The Boston Consulting Group came out with an excellent piece last year, Made in America, Again: Why Manufacturing Will Return to the United States. An excellent summary of that article can be found here [link no longer exists], from which I pull the following:
Within the next five years, the United States is expected to experience a manufacturing renaissance as the wage gap with China shrinks and certain U.S. states become some of the cheapest locations for manufacturing in the developed world, according to a new analysis by The Boston Consulting Group (BCG).
With Chinese wages rising at about 17 percent per year and the value of the yuan continuing to increase, the gap between U.S. and Chinese wages is narrowing rapidly. Meanwhile, flexible work rules and a host of government incentives are making many states—including Mississippi, South Carolina, and Alabama—increasingly competitive as low-cost bases for supplying the U.S. market.

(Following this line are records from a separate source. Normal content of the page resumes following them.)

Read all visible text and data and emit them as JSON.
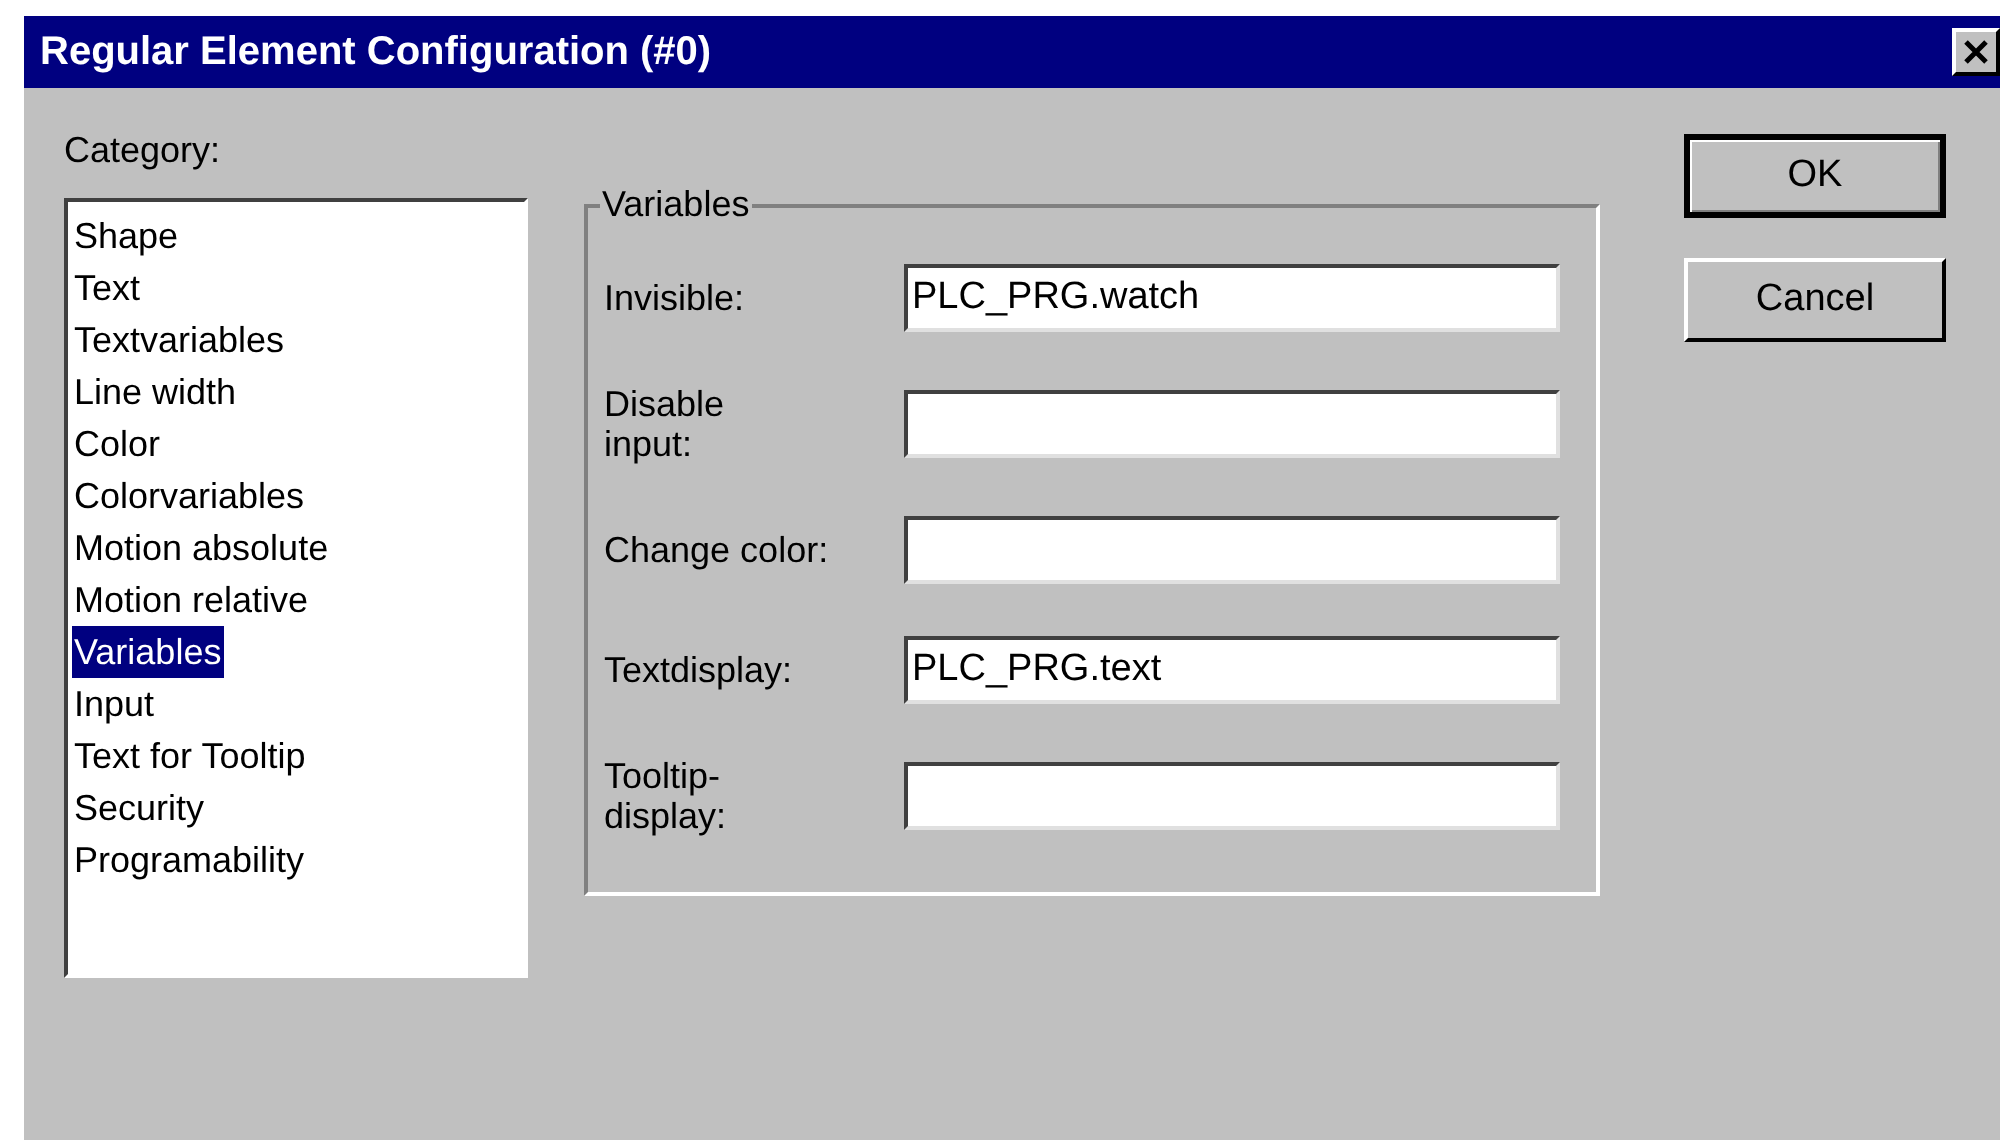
{
  "window": {
    "title": "Regular Element Configuration (#0)"
  },
  "category": {
    "label": "Category:",
    "items": [
      {
        "label": "Shape",
        "selected": false
      },
      {
        "label": "Text",
        "selected": false
      },
      {
        "label": "Textvariables",
        "selected": false
      },
      {
        "label": "Line width",
        "selected": false
      },
      {
        "label": "Color",
        "selected": false
      },
      {
        "label": "Colorvariables",
        "selected": false
      },
      {
        "label": "Motion absolute",
        "selected": false
      },
      {
        "label": "Motion relative",
        "selected": false
      },
      {
        "label": "Variables",
        "selected": true
      },
      {
        "label": "Input",
        "selected": false
      },
      {
        "label": "Text for Tooltip",
        "selected": false
      },
      {
        "label": "Security",
        "selected": false
      },
      {
        "label": "Programability",
        "selected": false
      }
    ]
  },
  "group": {
    "title": "Variables",
    "fields": [
      {
        "label": "Invisible:",
        "value": "PLC_PRG.watch"
      },
      {
        "label": "Disable\ninput:"
      },
      {
        "label": "Change color:"
      },
      {
        "label": "Textdisplay:",
        "value": "PLC_PRG.text"
      },
      {
        "label": "Tooltip-\ndisplay:"
      }
    ]
  },
  "buttons": [
    {
      "label": "OK",
      "default": true
    },
    {
      "label": "Cancel",
      "default": false
    }
  ]
}
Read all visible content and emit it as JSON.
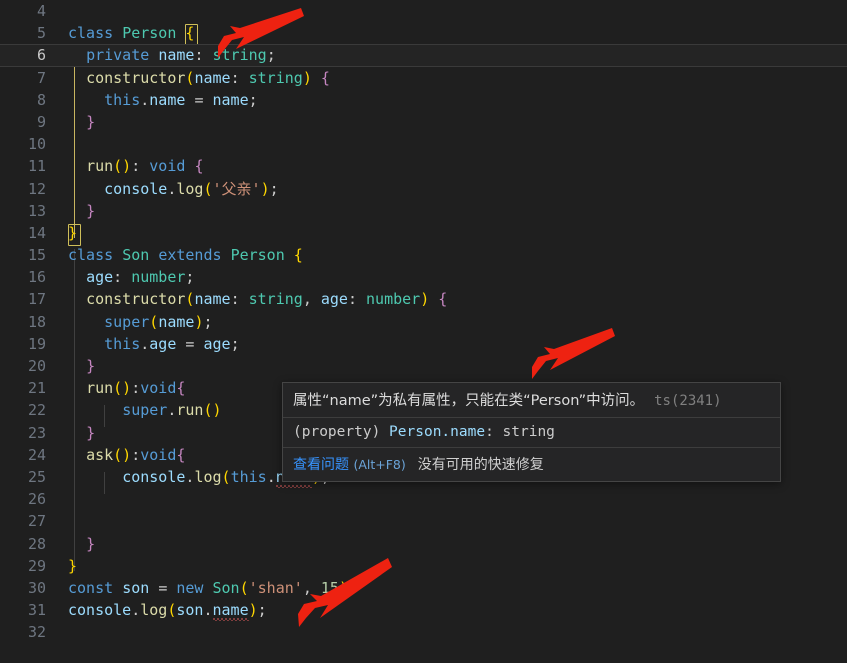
{
  "editor": {
    "gutter_first_line": 4,
    "active_line": 6,
    "lines": [
      {
        "num": 4,
        "text": ""
      },
      {
        "num": 5,
        "text": "class Person {"
      },
      {
        "num": 6,
        "text": "  private name: string;"
      },
      {
        "num": 7,
        "text": "  constructor(name: string) {"
      },
      {
        "num": 8,
        "text": "    this.name = name;"
      },
      {
        "num": 9,
        "text": "  }"
      },
      {
        "num": 10,
        "text": ""
      },
      {
        "num": 11,
        "text": "  run(): void {"
      },
      {
        "num": 12,
        "text": "    console.log('父亲');"
      },
      {
        "num": 13,
        "text": "  }"
      },
      {
        "num": 14,
        "text": "}"
      },
      {
        "num": 15,
        "text": "class Son extends Person {"
      },
      {
        "num": 16,
        "text": "  age: number;"
      },
      {
        "num": 17,
        "text": "  constructor(name: string, age: number) {"
      },
      {
        "num": 18,
        "text": "    super(name);"
      },
      {
        "num": 19,
        "text": "    this.age = age;"
      },
      {
        "num": 20,
        "text": "  }"
      },
      {
        "num": 21,
        "text": "  run():void{"
      },
      {
        "num": 22,
        "text": "      super.run()"
      },
      {
        "num": 23,
        "text": "  }"
      },
      {
        "num": 24,
        "text": "  ask():void{"
      },
      {
        "num": 25,
        "text": "      console.log(this.name);"
      },
      {
        "num": 26,
        "text": ""
      },
      {
        "num": 27,
        "text": ""
      },
      {
        "num": 28,
        "text": "  }"
      },
      {
        "num": 29,
        "text": "}"
      },
      {
        "num": 30,
        "text": "const son = new Son('shan', 15)"
      },
      {
        "num": 31,
        "text": "console.log(son.name);"
      },
      {
        "num": 32,
        "text": ""
      }
    ]
  },
  "tooltip": {
    "message": "属性“name”为私有属性，只能在类“Person”中访问。",
    "error_code": "ts(2341)",
    "signature_kind": "(property)",
    "signature_owner": "Person.name",
    "signature_type": ": string",
    "view_problem_label": "查看问题",
    "view_problem_shortcut": "(Alt+F8)",
    "no_quickfix_label": "没有可用的快速修复"
  },
  "annotations": {
    "arrow_color": "#ee2211",
    "arrows": [
      {
        "name": "arrow-to-private-name",
        "target": "line 6 private name: string;"
      },
      {
        "name": "arrow-to-tooltip",
        "target": "hover tooltip"
      },
      {
        "name": "arrow-to-console-log-son-name",
        "target": "line 31 console.log(son.name);"
      }
    ]
  },
  "colors": {
    "background": "#1f1f1f",
    "active_line_background": "#242424",
    "line_number": "#6e7681",
    "keyword": "#569cd6",
    "type": "#4ec9b0",
    "string": "#ce9178",
    "number": "#b5cea8",
    "property": "#9cdcfe",
    "function": "#dcdcaa",
    "bracket_yellow": "#ffd700",
    "bracket_magenta": "#da70d6",
    "bracket_blue": "#179fff",
    "error_squiggle": "#e05c5c",
    "tooltip_background": "#252526",
    "tooltip_border": "#454545",
    "link": "#3794ff"
  }
}
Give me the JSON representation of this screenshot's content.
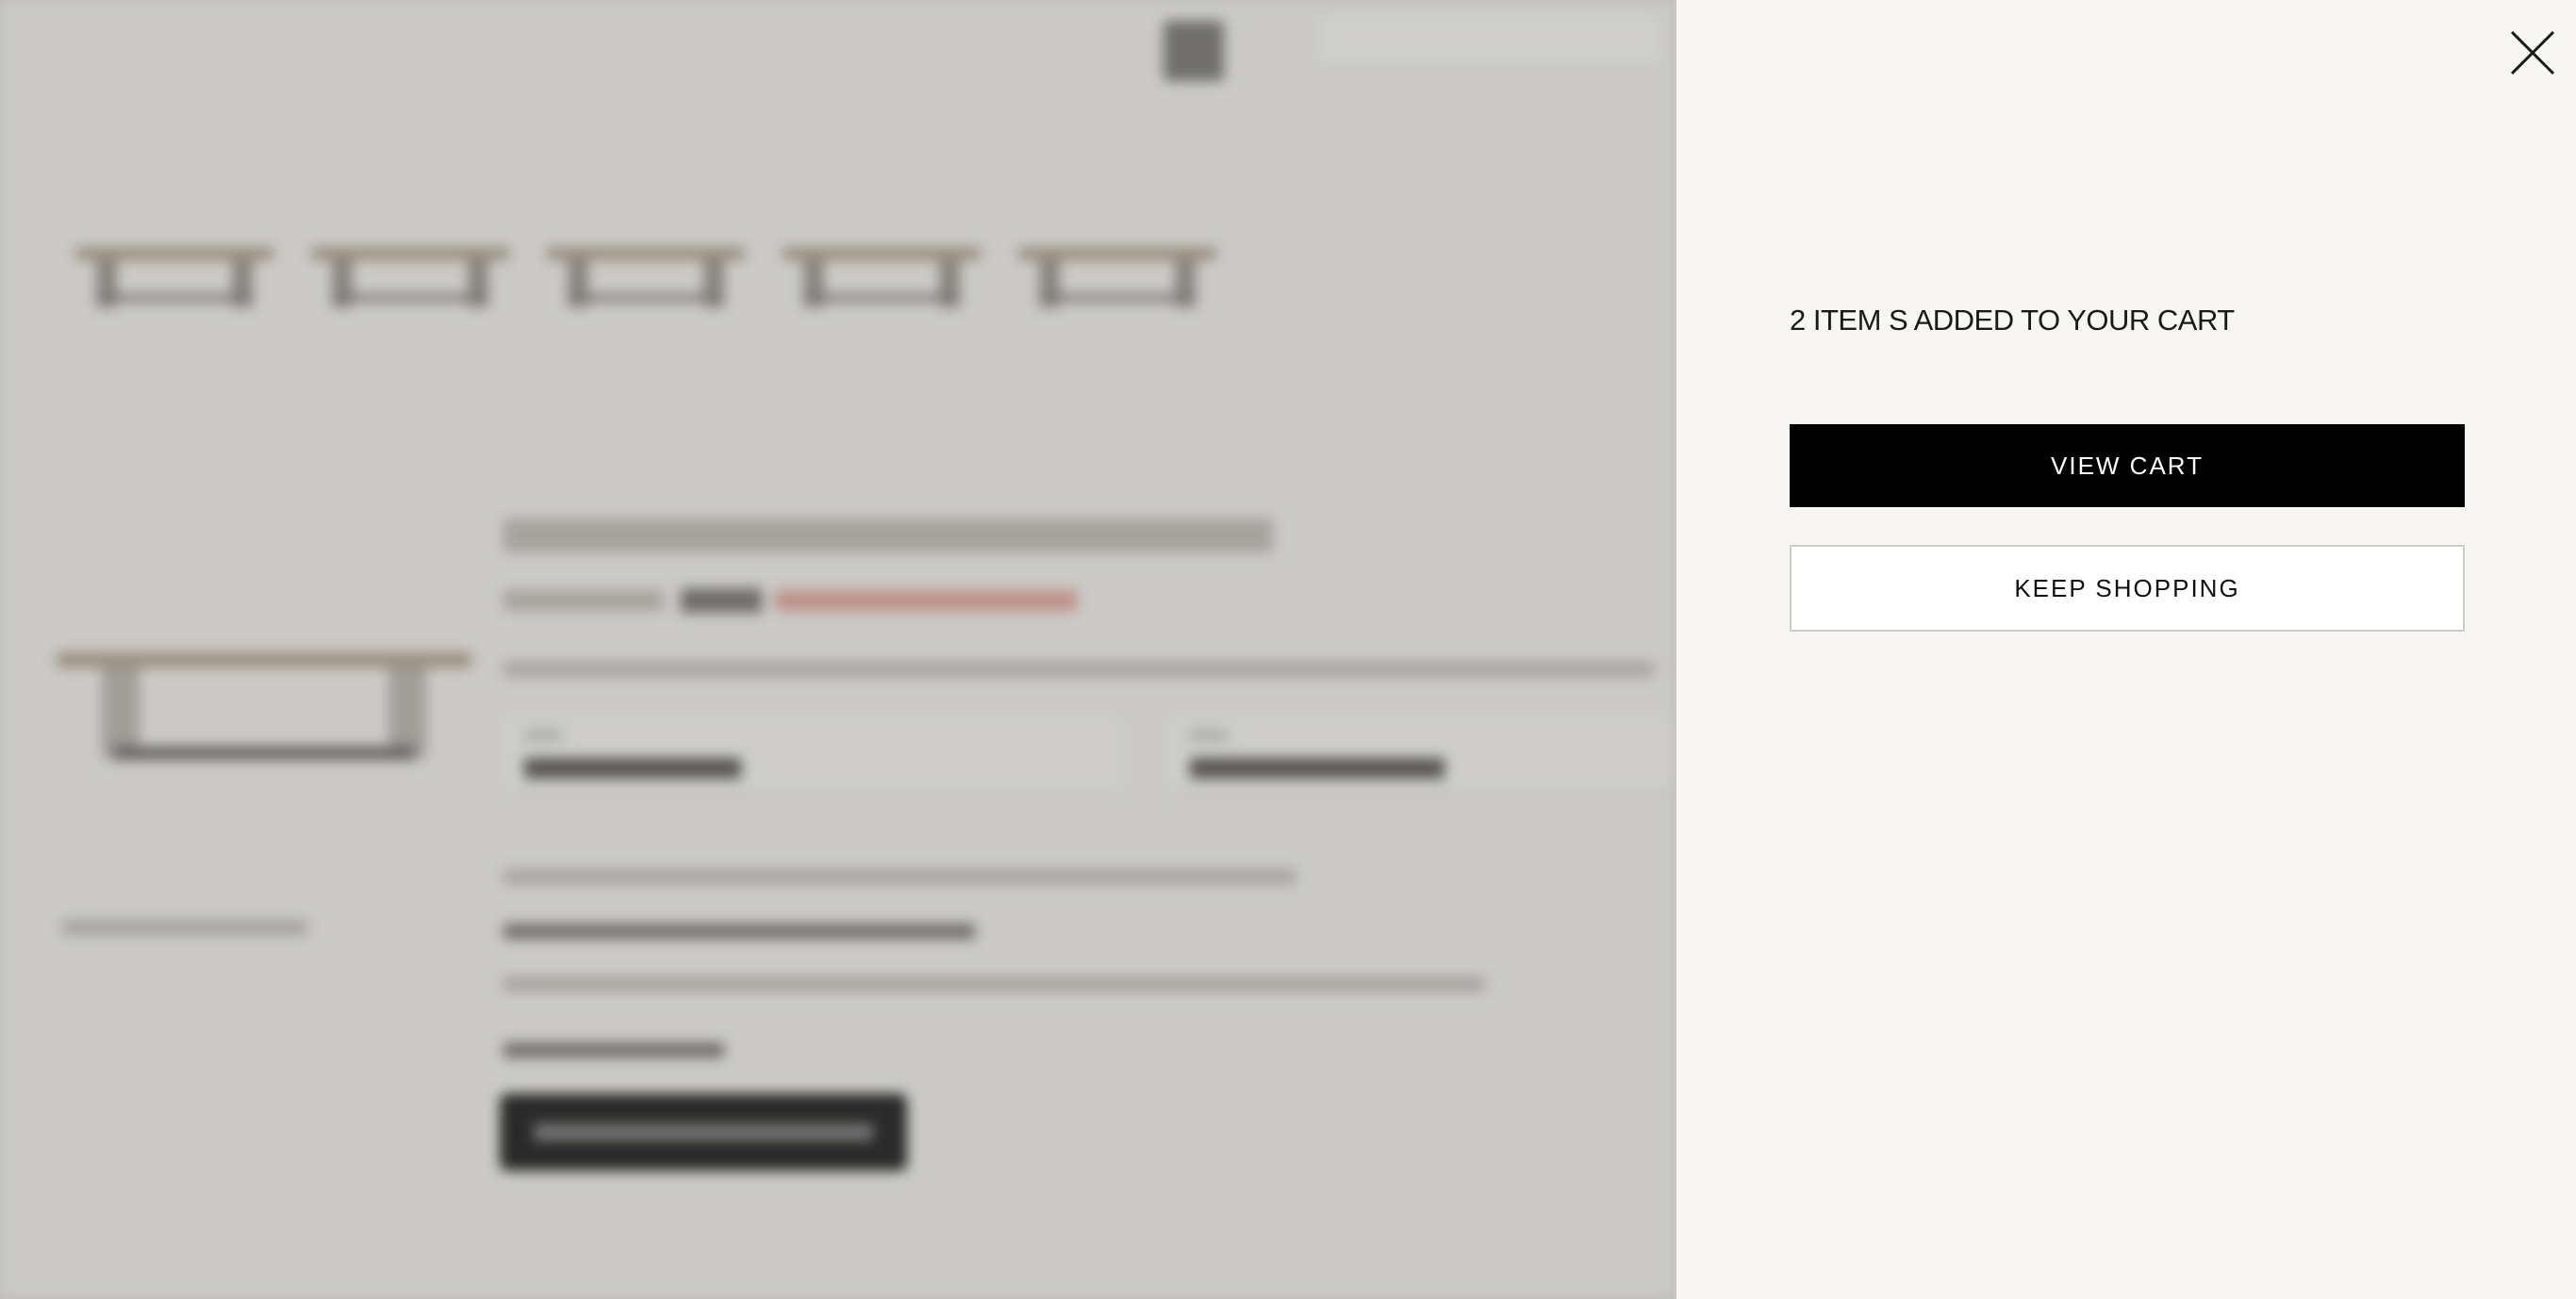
{
  "drawer": {
    "message": "2 ITEM S ADDED TO YOUR CART",
    "view_cart_label": "VIEW CART",
    "keep_shopping_label": "KEEP SHOPPING",
    "close_icon": "close-icon"
  },
  "colors": {
    "drawer_background": "#f7f6f2",
    "primary_button": "#000000",
    "primary_button_text": "#ffffff",
    "secondary_button": "#ffffff",
    "overlay": "#d8d6d3"
  }
}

“All over China, wages are climbing at 15 to 20 percent a year because of the supply-and-demand imbalance for skilled labor,” said Harold L. Sirkin, a BCG senior partner. “We expect net labor costs for manufacturing in China and the U.S. to converge by around 2015. As a result of the changing economics, you’re going to see a lot more products ‘Made in the USA’ in the next five years.”
After adjustments are made to account for American workers’ relatively higher productivity, wage rates in Chinese cities such as Shanghai and Tianjin are expected to be about only 30 percent cheaper than rates in low-cost U.S. states. And since wage rates account for 20 to 30 percent of a product’s total cost, manufacturing in China will be only 10 to 15 percent cheaper than in the U.S.—even before inventory and shipping costs are considered. After those costs are factored in, the total cost advantage will drop to single digits or be erased entirely, Sirkin said.
All well and good, but what does all of this mean now for YOUR manufacturing and what will it mean five years from now and what should you do about it?
I have always been fascinated by economics and the differences between the macro and micro sides of things. When we read that sales of cars are expected to increase 3% next year, our first presumption is that this likely will mean VW, Honda, GM and Ford will all likely see their sales increase about 3% next year. But of course, nothing could be further from the truth.
I remember during the Asian crisis of 1997 hearing a news report of how exports from the United States to Korea were down about 20% (I admit I am guessing on this number) but that exports of quinces (I think it was quinces) had fallen from $20 million a year to zero. In other words, Korea’s tough economic situation had completely ended the buying of quinces.
I am seeing the same sort of disparate impact when it comes to manufacturing costs. It is all well and good to say China’s wage increases are reducing or eliminating its cost advantage as compared to the United States, but that means almost nothing for each individual business. Our international manufacturing lawyers are always asking our clients about their costs and about their decisions on where to manufacture and here is some of what we have been hearing:
- Company that makes a high end but fairly simple wood pet product wanted to manufacture in the US, but the cost to do so was four times higher than in China. His explanation was that the manufacturing was very labor intensive and so China had a clear edge. A few years later they were having this product made in Thailand.
- Company that makes a very complicated, very large, and very expensive piece of equipment told me that its costs to make this equipment are “about the same in the US as in China.” The reason is that so many American engineers need to be in China to oversee things and to check quality. The company wants to retain its dual-country manufacturing capacity but unless it can raise productivity in China it expects to shut down in China within the next five years.
- Company that makes environmental equipment is moving “some” of its manufacturing to China. It expects production costs to be “a lot” higher there during the first few years but is going there anyway because of the “psychological and political importance of being able to say they manufacture in China.” They believe their manufacturing in China will greatly increase their sales in China.
- Clothing company that was making 100% of its items in China is in the process of moving about half of its production to Vietnam and to Cambodia. It is doing so because its labor costs will be considerably less in those two countries, even accounting for productivity differences.
I could go on and on, but the point here is that the macro numbers are just the starting point for an individual business.
What are you seeing/hearing/doing out there by way of manufacturing? Is this really the end of cheap China?